  • Metabolic Acidosis


Many patients develop, to a varying extent, a metabolic acidosis during cardiopulmonary bypass (CPB). Often this acidosis is assumed to be the result of tissue hypoperfusion. However, fluids administered to patients before and during CPB, through their effects upon the strong ion difference (SID), may cause metabolic acidosis [1,2]. These fluids may also produce acidosis by haemodilution because of the decrease in plasma protein concentration [2]. The aim of this study was to determine whether metabolic acidosis occurring during CPB is the result of hypoperfusion or is iatrogenic.


Forty-nine adult patients undergoing cardiac surgery with CPB were studied. Arterial blood was sampled before the induction of anaesthesia during the re-warming phase of CPB (35°C). Blood gas analysis and concentrations of electrolytes, plasma proteins and lactate were measured. The volumes and compositions of fluids administered were recorded.
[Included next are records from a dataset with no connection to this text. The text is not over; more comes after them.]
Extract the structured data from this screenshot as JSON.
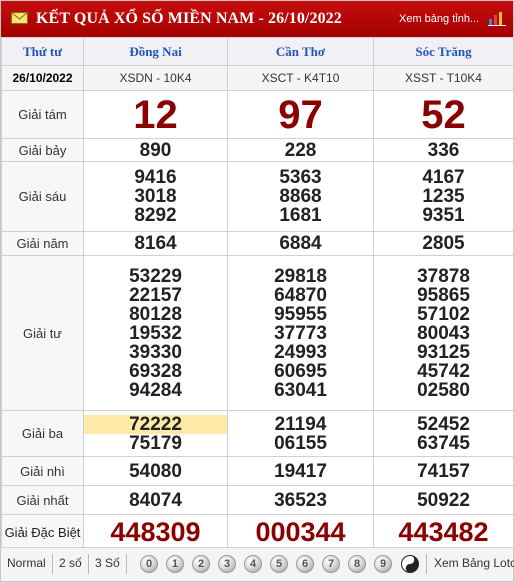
{
  "header": {
    "title": "KẾT QUẢ XỔ SỐ MIỀN NAM - 26/10/2022",
    "link": "Xem bảng tỉnh..."
  },
  "columns": {
    "day": "Thứ tư",
    "provinces": [
      "Đồng Nai",
      "Cần Thơ",
      "Sóc Trăng"
    ]
  },
  "draw": {
    "date": "26/10/2022",
    "codes": [
      "XSDN - 10K4",
      "XSCT - K4T10",
      "XSST - T10K4"
    ]
  },
  "prizes": [
    {
      "label": "Giải tám",
      "values": [
        [
          "12"
        ],
        [
          "97"
        ],
        [
          "52"
        ]
      ]
    },
    {
      "label": "Giải bảy",
      "values": [
        [
          "890"
        ],
        [
          "228"
        ],
        [
          "336"
        ]
      ]
    },
    {
      "label": "Giải sáu",
      "values": [
        [
          "9416",
          "3018",
          "8292"
        ],
        [
          "5363",
          "8868",
          "1681"
        ],
        [
          "4167",
          "1235",
          "9351"
        ]
      ]
    },
    {
      "label": "Giải năm",
      "values": [
        [
          "8164"
        ],
        [
          "6884"
        ],
        [
          "2805"
        ]
      ]
    },
    {
      "label": "Giải tư",
      "values": [
        [
          "53229",
          "22157",
          "80128",
          "19532",
          "39330",
          "69328",
          "94284"
        ],
        [
          "29818",
          "64870",
          "95955",
          "37773",
          "24993",
          "60695",
          "63041"
        ],
        [
          "37878",
          "95865",
          "57102",
          "80043",
          "93125",
          "45742",
          "02580"
        ]
      ]
    },
    {
      "label": "Giải ba",
      "values": [
        [
          "72222",
          "75179"
        ],
        [
          "21194",
          "06155"
        ],
        [
          "52452",
          "63745"
        ]
      ]
    },
    {
      "label": "Giải nhì",
      "values": [
        [
          "54080"
        ],
        [
          "19417"
        ],
        [
          "74157"
        ]
      ]
    },
    {
      "label": "Giải nhất",
      "values": [
        [
          "84074"
        ],
        [
          "36523"
        ],
        [
          "50922"
        ]
      ]
    },
    {
      "label": "Giải Đặc Biệt",
      "values": [
        [
          "448309"
        ],
        [
          "000344"
        ],
        [
          "443482"
        ]
      ]
    }
  ],
  "highlight": "72222",
  "footer": {
    "tabs": [
      "Normal",
      "2 số",
      "3 Số"
    ],
    "digits": [
      "0",
      "1",
      "2",
      "3",
      "4",
      "5",
      "6",
      "7",
      "8",
      "9"
    ],
    "loto_link": "Xem Bảng Loto"
  },
  "colors": {
    "header_bg": "#b30000",
    "prize_red": "#8b0000",
    "province_blue": "#2255bb",
    "highlight": "#fde9a8"
  },
  "icons": [
    "mail-icon",
    "chart-icon",
    "yin-yang-icon"
  ]
}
Factors that were found to correlate significantly (P < 0.05) with the change in hydrogen ion concentration between the two time points were identified. Change in arterial carbon dioxide concentration was used to remove the respiratory component of acidosis. These predictor factors were then entered after change in arterial carbon dioxide tension, to first remove the respiratory component of acidosis, into a multivariate linear regression model (P < 0.001, r2 = 0.65) so as to examine their influence on the change variance in hydrogen ion concentration. Only the amount of sodium bicarbonate administered (β = -0.404, P < 0.001) and the change in SID (β =-0.339, P = 0.004) were found to predict the change in hydrogen ion concentration. Change in lactate concentration (P = 0.072) and the total volume of fluid administered moderated by body surface area (P = 0.523) were excluded from the model.


Our sample size is underpowered to detect factors that might have a small effect size. Also, the regression model only explained 65% of the variance so factors other than those that we have identified influence the change in hydrogen ion concentration. However, our findings suggest that metabolic acidosis arising during CPB is largely induced by change in the SID and the type of fluids administered, whilst haemodilution and hypoperfusion do not appear to have important roles in its genesis. Whether this metabolic acidosis or its correction has any influence on outcome from cardiac surgery merits further research.

Authors’ Affiliations

Department of Anaesthesia, Critical Care and Pain Medicine, Royal Infirmary of Edinburgh, Edinburgh, EH3 9YW, UK
Department of Anaesthesia, HCI, Clydebank, UK


  1. Liskaser FJ, Bellomo R, Hayhoe M, et al.: Role of pump prime in the etiology and pathogenesis of cardiopulmonary bypass-associated acidosis. Anesthesiology 2000, 93: 1170-1173. 10.1097/00000542-200011000-00006View ArticlePubMedGoogle Scholar
  2. Sirker AA, Rhodes A, Grounds RM, Bennett ED: Acid-base physiology: the 'traditional' and the 'modern' approaches. Anaesthesia 2002, 57: 348-356. 10.1046/j.0003-2409.2001.02447.xView ArticlePubMedGoogle Scholar


© BioMed Central Ltd 2002